**Website and app data records:**
==========
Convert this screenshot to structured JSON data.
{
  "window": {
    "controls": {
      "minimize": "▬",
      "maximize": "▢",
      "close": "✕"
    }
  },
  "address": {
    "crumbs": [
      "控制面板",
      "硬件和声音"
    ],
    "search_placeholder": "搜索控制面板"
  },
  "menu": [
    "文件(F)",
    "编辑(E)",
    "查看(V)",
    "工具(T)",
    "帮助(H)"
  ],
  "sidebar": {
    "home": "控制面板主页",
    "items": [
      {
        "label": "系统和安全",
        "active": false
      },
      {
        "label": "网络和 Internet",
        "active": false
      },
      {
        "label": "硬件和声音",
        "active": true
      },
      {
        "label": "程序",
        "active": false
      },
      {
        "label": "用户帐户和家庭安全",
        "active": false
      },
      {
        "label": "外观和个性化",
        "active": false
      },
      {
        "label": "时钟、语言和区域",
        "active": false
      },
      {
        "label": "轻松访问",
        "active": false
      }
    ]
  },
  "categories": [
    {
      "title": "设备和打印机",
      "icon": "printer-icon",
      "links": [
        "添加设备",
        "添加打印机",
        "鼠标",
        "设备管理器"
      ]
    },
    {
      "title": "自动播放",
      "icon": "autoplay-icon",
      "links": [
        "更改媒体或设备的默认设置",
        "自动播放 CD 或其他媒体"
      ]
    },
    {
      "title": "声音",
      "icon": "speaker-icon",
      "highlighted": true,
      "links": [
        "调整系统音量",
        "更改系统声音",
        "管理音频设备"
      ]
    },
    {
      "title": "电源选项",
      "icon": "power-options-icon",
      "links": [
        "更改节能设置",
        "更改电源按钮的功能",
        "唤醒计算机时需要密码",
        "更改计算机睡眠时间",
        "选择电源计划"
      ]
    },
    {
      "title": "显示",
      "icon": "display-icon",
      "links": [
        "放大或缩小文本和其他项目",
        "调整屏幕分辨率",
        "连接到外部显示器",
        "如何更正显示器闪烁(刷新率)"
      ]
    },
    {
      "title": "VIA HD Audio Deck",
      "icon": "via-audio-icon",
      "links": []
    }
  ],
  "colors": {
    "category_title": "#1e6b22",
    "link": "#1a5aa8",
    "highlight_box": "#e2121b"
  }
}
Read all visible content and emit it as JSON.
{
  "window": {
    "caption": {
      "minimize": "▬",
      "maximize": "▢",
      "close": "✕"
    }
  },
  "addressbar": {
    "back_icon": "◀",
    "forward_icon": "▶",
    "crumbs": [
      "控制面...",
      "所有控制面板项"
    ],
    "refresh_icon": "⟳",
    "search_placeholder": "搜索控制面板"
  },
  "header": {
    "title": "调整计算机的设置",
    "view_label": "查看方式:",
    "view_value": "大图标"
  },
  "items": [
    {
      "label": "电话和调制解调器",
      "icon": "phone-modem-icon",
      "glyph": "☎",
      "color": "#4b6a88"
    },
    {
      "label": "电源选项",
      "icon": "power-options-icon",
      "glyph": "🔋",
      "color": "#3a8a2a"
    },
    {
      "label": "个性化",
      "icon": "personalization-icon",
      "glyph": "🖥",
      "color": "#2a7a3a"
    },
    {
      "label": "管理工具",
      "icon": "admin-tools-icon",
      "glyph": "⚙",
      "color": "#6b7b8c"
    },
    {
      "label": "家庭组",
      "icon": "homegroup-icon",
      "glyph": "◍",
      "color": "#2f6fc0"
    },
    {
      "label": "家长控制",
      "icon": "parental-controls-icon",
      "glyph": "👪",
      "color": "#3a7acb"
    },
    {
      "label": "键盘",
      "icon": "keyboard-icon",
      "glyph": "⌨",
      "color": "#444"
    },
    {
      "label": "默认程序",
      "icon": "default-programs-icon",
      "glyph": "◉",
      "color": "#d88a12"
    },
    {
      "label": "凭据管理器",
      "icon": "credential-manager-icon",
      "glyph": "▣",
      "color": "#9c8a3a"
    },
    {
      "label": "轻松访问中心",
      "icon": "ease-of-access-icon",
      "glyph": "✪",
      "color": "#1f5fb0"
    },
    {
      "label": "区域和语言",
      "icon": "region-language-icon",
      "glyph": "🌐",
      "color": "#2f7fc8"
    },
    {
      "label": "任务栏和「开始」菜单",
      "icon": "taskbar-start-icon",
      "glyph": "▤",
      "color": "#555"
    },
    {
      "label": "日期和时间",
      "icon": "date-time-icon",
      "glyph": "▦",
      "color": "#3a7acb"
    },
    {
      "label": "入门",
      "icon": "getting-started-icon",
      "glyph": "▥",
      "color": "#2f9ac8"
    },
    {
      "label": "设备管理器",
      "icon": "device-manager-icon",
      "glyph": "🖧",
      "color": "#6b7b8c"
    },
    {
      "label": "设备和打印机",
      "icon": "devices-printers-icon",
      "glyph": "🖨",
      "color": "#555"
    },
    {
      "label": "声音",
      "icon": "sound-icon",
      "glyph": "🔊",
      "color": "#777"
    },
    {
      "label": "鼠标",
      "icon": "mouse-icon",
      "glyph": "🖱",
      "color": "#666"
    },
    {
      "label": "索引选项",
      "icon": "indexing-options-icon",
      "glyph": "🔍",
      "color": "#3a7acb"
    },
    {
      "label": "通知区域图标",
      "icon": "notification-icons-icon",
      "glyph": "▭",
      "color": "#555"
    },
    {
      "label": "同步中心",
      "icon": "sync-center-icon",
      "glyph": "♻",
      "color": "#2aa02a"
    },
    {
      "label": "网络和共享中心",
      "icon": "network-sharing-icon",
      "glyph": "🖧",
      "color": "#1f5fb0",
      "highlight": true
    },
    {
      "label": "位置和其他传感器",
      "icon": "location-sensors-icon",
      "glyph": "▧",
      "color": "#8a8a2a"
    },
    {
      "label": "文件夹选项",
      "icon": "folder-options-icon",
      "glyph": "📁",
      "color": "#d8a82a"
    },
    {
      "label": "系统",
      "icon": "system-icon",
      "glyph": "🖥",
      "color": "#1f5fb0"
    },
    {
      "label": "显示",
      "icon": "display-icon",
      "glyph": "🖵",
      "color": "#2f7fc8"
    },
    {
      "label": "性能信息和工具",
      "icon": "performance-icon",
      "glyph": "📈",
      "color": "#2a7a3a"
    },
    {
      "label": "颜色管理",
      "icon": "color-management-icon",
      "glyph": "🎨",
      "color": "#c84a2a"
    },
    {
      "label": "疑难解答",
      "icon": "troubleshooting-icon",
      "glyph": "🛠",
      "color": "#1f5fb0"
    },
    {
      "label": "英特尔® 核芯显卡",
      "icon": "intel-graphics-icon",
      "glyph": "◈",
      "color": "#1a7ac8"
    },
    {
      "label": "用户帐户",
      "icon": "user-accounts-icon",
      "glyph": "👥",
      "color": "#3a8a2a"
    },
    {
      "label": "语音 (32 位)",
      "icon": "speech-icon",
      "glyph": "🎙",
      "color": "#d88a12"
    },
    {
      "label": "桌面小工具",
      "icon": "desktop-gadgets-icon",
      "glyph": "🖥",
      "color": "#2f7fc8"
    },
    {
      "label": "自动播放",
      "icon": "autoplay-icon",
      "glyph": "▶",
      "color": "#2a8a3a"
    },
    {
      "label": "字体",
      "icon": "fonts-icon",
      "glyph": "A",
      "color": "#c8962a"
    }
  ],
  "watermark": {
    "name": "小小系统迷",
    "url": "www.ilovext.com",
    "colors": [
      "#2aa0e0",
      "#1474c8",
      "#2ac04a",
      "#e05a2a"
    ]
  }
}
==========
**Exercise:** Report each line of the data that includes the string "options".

**Exercise result:**
      "icon": "power-options-icon",
      "icon": "power-options-icon",
      "icon": "indexing-options-icon",
      "icon": "folder-options-icon",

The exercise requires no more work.